### EXERCISE BRIEF
Return every line of the data below that includes the string "title".

[Stored dataset items]

■ ■ ■ ■ ■

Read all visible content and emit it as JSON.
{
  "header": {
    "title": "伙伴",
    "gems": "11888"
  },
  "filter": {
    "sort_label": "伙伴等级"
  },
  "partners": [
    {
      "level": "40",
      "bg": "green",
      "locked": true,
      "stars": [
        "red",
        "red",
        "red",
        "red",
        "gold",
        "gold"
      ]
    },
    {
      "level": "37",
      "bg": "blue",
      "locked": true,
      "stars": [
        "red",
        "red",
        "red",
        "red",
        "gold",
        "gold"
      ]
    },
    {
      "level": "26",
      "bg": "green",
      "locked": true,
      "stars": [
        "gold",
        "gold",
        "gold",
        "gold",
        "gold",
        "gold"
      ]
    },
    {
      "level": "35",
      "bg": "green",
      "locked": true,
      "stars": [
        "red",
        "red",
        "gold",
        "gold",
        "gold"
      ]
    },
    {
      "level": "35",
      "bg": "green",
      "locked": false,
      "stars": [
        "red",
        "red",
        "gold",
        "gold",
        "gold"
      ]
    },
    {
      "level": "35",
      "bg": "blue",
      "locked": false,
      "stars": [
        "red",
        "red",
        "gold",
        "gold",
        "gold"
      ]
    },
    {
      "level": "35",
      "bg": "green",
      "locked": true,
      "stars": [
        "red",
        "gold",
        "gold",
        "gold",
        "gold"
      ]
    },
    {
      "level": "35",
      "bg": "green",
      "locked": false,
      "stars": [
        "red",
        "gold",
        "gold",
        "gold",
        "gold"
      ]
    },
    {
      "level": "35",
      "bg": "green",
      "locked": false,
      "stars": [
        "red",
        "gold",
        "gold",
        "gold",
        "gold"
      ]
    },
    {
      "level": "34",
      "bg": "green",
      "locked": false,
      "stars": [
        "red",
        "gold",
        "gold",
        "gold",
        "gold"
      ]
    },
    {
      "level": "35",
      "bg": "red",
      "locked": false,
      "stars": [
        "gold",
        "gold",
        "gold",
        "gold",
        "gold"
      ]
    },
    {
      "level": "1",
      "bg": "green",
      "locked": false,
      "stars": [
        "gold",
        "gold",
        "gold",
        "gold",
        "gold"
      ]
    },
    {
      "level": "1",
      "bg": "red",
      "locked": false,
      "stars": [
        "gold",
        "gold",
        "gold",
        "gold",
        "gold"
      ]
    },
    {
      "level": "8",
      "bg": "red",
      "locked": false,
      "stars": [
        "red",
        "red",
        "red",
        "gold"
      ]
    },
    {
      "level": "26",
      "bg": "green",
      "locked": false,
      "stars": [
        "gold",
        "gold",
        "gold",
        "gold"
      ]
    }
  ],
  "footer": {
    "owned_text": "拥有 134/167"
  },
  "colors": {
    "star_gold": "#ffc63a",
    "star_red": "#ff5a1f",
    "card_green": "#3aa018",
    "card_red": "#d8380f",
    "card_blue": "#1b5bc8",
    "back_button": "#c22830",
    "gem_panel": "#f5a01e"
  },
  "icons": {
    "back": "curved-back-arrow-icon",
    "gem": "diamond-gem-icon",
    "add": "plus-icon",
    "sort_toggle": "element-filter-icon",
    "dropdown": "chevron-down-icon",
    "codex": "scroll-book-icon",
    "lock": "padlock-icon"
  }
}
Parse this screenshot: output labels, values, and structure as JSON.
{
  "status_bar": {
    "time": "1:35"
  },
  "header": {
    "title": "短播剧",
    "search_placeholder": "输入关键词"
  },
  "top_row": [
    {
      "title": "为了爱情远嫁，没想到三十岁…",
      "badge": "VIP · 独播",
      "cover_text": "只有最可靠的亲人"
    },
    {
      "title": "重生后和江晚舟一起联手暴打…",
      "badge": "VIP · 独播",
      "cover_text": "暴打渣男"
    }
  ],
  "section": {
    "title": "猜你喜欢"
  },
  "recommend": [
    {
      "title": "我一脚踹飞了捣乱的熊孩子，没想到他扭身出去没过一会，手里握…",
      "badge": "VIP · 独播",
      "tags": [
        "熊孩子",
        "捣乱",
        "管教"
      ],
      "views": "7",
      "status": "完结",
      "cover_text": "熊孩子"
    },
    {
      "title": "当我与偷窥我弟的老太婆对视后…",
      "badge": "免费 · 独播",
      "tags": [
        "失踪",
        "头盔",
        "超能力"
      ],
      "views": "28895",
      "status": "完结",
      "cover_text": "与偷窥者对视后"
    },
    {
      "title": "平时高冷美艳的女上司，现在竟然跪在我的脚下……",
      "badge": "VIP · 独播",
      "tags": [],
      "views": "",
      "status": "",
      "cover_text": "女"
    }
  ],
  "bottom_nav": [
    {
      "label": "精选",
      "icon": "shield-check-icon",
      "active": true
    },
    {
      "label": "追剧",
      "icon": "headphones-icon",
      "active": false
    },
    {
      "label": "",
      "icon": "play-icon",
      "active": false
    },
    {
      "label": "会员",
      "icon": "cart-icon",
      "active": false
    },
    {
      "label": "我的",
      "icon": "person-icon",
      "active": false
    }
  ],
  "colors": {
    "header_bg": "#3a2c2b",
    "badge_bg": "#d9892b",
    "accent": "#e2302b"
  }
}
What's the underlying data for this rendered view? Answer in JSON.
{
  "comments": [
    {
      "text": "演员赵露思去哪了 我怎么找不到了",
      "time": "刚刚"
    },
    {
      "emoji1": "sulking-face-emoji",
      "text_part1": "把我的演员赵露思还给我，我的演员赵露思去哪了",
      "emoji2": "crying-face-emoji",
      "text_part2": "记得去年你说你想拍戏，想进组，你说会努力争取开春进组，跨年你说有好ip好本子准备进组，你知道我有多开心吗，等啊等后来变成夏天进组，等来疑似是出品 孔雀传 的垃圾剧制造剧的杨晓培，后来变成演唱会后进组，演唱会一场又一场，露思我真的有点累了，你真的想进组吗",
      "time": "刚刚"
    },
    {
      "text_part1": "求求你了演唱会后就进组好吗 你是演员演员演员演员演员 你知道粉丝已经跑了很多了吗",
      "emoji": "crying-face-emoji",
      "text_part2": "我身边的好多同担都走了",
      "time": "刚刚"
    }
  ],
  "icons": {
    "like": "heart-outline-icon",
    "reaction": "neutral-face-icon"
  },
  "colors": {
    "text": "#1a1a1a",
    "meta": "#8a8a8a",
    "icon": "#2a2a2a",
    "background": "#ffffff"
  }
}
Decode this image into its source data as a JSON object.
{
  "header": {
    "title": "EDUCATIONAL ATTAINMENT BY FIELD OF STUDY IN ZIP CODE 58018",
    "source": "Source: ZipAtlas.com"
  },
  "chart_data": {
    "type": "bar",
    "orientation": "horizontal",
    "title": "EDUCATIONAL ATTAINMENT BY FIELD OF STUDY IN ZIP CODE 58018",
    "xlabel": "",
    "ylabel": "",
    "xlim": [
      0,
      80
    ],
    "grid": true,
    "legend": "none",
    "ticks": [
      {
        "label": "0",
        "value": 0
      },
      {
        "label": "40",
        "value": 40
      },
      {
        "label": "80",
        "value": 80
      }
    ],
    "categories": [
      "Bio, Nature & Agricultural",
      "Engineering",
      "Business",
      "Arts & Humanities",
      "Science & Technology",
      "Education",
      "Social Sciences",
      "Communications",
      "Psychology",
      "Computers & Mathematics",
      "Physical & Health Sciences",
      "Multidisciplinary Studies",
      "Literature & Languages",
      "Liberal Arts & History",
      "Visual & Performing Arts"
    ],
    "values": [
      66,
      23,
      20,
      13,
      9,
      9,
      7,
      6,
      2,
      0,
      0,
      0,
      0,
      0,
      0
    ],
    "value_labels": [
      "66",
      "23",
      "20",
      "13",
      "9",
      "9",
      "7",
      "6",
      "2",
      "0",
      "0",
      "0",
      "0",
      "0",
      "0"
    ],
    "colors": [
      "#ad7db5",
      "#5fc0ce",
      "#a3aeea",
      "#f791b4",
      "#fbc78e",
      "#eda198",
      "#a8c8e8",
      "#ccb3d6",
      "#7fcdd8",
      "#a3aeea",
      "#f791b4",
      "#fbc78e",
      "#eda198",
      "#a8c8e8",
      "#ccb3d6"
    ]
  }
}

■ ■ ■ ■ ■

### ANSWER AREA
    "title": "伙伴",
    "title": "短播剧",
      "title": "为了爱情远嫁，没想到三十岁…",
      "title": "重生后和江晚舟一起联手暴打…",
    "title": "猜你喜欢"
      "title": "我一脚踹飞了捣乱的熊孩子，没想到他扭身出去没过一会，手里握…",
      "title": "当我与偷窥我弟的老太婆对视后…",
      "title": "平时高冷美艳的女上司，现在竟然跪在我的脚下……",
    "title": "EDUCATIONAL ATTAINMENT BY FIELD OF STUDY IN ZIP CODE 58018",
    "title": "EDUCATIONAL ATTAINMENT BY FIELD OF STUDY IN ZIP CODE 58018",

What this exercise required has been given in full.